Entries from a dataset of interfaces
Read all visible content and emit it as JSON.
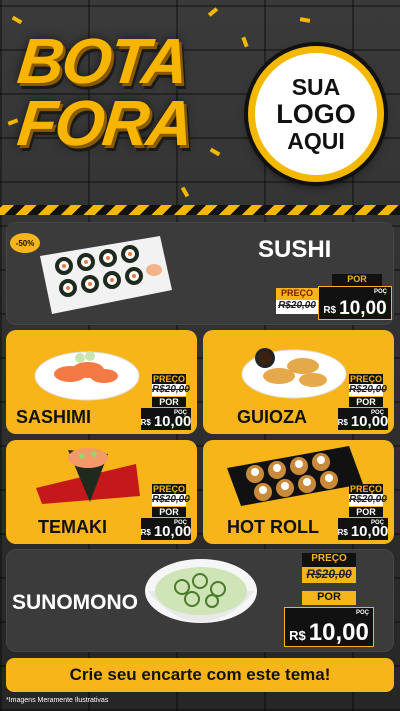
{
  "header": {
    "title_line_1": "BOTA",
    "title_line_2": "FORA",
    "logo_line_1": "SUA",
    "logo_line_2": "LOGO",
    "logo_line_3": "AQUI"
  },
  "products": [
    {
      "name": "SUSHI",
      "discount": "-50%",
      "preco_label": "PREÇO",
      "old_price": "R$20,00",
      "por_label": "POR",
      "currency": "R$",
      "price": "10,00",
      "unit": "POÇ"
    },
    {
      "name": "SASHIMI",
      "preco_label": "PREÇO",
      "old_price": "R$20,00",
      "por_label": "POR",
      "currency": "R$",
      "price": "10,00",
      "unit": "POÇ"
    },
    {
      "name": "GUIOZA",
      "preco_label": "PREÇO",
      "old_price": "R$20,00",
      "por_label": "POR",
      "currency": "R$",
      "price": "10,00",
      "unit": "POÇ"
    },
    {
      "name": "TEMAKI",
      "preco_label": "PREÇO",
      "old_price": "R$20,00",
      "por_label": "POR",
      "currency": "R$",
      "price": "10,00",
      "unit": "POÇ"
    },
    {
      "name": "HOT ROLL",
      "preco_label": "PREÇO",
      "old_price": "R$20,00",
      "por_label": "POR",
      "currency": "R$",
      "price": "10,00",
      "unit": "POÇ"
    },
    {
      "name": "SUNOMONO",
      "preco_label": "PREÇO",
      "old_price": "R$20,00",
      "por_label": "POR",
      "currency": "R$",
      "price": "10,00",
      "unit": "POÇ"
    }
  ],
  "footer": {
    "cta": "Crie seu encarte com este tema!",
    "disclaimer": "*Imagens Meramente Ilustrativas"
  },
  "colors": {
    "accent": "#f7b519",
    "dark_card": "#3b3b3b",
    "background": "#2b2b2b"
  }
}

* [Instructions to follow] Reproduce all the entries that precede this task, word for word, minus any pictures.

* [Exercise response]
Read all visible content and emit it as JSON.
{
  "header": {
    "title_line_1": "BOTA",
    "title_line_2": "FORA",
    "logo_line_1": "SUA",
    "logo_line_2": "LOGO",
    "logo_line_3": "AQUI"
  },
  "products": [
    {
      "name": "SUSHI",
      "discount": "-50%",
      "preco_label": "PREÇO",
      "old_price": "R$20,00",
      "por_label": "POR",
      "currency": "R$",
      "price": "10,00",
      "unit": "POÇ"
    },
    {
      "name": "SASHIMI",
      "preco_label": "PREÇO",
      "old_price": "R$20,00",
      "por_label": "POR",
      "currency": "R$",
      "price": "10,00",
      "unit": "POÇ"
    },
    {
      "name": "GUIOZA",
      "preco_label": "PREÇO",
      "old_price": "R$20,00",
      "por_label": "POR",
      "currency": "R$",
      "price": "10,00",
      "unit": "POÇ"
    },
    {
      "name": "TEMAKI",
      "preco_label": "PREÇO",
      "old_price": "R$20,00",
      "por_label": "POR",
      "currency": "R$",
      "price": "10,00",
      "unit": "POÇ"
    },
    {
      "name": "HOT ROLL",
      "preco_label": "PREÇO",
      "old_price": "R$20,00",
      "por_label": "POR",
      "currency": "R$",
      "price": "10,00",
      "unit": "POÇ"
    },
    {
      "name": "SUNOMONO",
      "preco_label": "PREÇO",
      "old_price": "R$20,00",
      "por_label": "POR",
      "currency": "R$",
      "price": "10,00",
      "unit": "POÇ"
    }
  ],
  "footer": {
    "cta": "Crie seu encarte com este tema!",
    "disclaimer": "*Imagens Meramente Ilustrativas"
  },
  "colors": {
    "accent": "#f7b519",
    "dark_card": "#3b3b3b",
    "background": "#2b2b2b"
  }
}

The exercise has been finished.